## TASK DESCRIPTION
Give a faithful, exact copy of all entries, minus the images.
---
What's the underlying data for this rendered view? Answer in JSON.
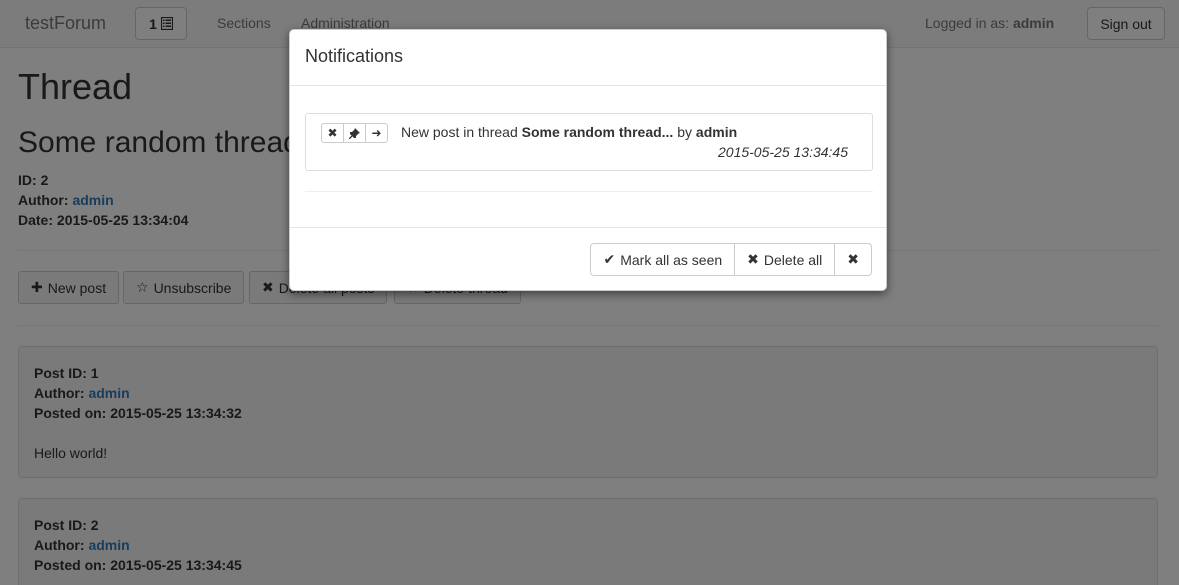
{
  "navbar": {
    "brand": "testForum",
    "notif_count": "1",
    "links": {
      "sections": "Sections",
      "administration": "Administration"
    },
    "logged_in_label": "Logged in as:",
    "logged_in_user": "admin",
    "sign_out": "Sign out"
  },
  "page": {
    "title": "Thread",
    "thread_title": "Some random thread",
    "id_label": "ID:",
    "id_value": "2",
    "author_label": "Author:",
    "author_value": "admin",
    "date_label": "Date:",
    "date_value": "2015-05-25 13:34:04"
  },
  "actions": {
    "new_post": "New post",
    "unsubscribe": "Unsubscribe",
    "delete_all_posts": "Delete all posts",
    "delete_thread": "Delete thread"
  },
  "posts": [
    {
      "id_label": "Post ID:",
      "id": "1",
      "author_label": "Author:",
      "author": "admin",
      "posted_label": "Posted on:",
      "posted": "2015-05-25 13:34:32",
      "body": "Hello world!"
    },
    {
      "id_label": "Post ID:",
      "id": "2",
      "author_label": "Author:",
      "author": "admin",
      "posted_label": "Posted on:",
      "posted": "2015-05-25 13:34:45"
    }
  ],
  "modal": {
    "title": "Notifications",
    "notification": {
      "prefix": "New post in thread",
      "thread": "Some random thread...",
      "by": "by",
      "user": "admin",
      "date": "2015-05-25 13:34:45"
    },
    "footer": {
      "mark_all_seen": "Mark all as seen",
      "delete_all": "Delete all"
    }
  },
  "icons": {
    "list": "list-icon",
    "plus": "plus-icon",
    "star": "star-icon",
    "remove": "remove-icon",
    "pin": "pin-icon",
    "arrow": "arrow-right-icon",
    "check": "check-icon"
  }
}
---
## TASK RESPONSE
What's the underlying data for this rendered view? Answer in JSON.
{
  "navbar": {
    "brand": "testForum",
    "notif_count": "1",
    "links": {
      "sections": "Sections",
      "administration": "Administration"
    },
    "logged_in_label": "Logged in as:",
    "logged_in_user": "admin",
    "sign_out": "Sign out"
  },
  "page": {
    "title": "Thread",
    "thread_title": "Some random thread",
    "id_label": "ID:",
    "id_value": "2",
    "author_label": "Author:",
    "author_value": "admin",
    "date_label": "Date:",
    "date_value": "2015-05-25 13:34:04"
  },
  "actions": {
    "new_post": "New post",
    "unsubscribe": "Unsubscribe",
    "delete_all_posts": "Delete all posts",
    "delete_thread": "Delete thread"
  },
  "posts": [
    {
      "id_label": "Post ID:",
      "id": "1",
      "author_label": "Author:",
      "author": "admin",
      "posted_label": "Posted on:",
      "posted": "2015-05-25 13:34:32",
      "body": "Hello world!"
    },
    {
      "id_label": "Post ID:",
      "id": "2",
      "author_label": "Author:",
      "author": "admin",
      "posted_label": "Posted on:",
      "posted": "2015-05-25 13:34:45"
    }
  ],
  "modal": {
    "title": "Notifications",
    "notification": {
      "prefix": "New post in thread",
      "thread": "Some random thread...",
      "by": "by",
      "user": "admin",
      "date": "2015-05-25 13:34:45"
    },
    "footer": {
      "mark_all_seen": "Mark all as seen",
      "delete_all": "Delete all"
    }
  },
  "icons": {
    "list": "list-icon",
    "plus": "plus-icon",
    "star": "star-icon",
    "remove": "remove-icon",
    "pin": "pin-icon",
    "arrow": "arrow-right-icon",
    "check": "check-icon"
  }
}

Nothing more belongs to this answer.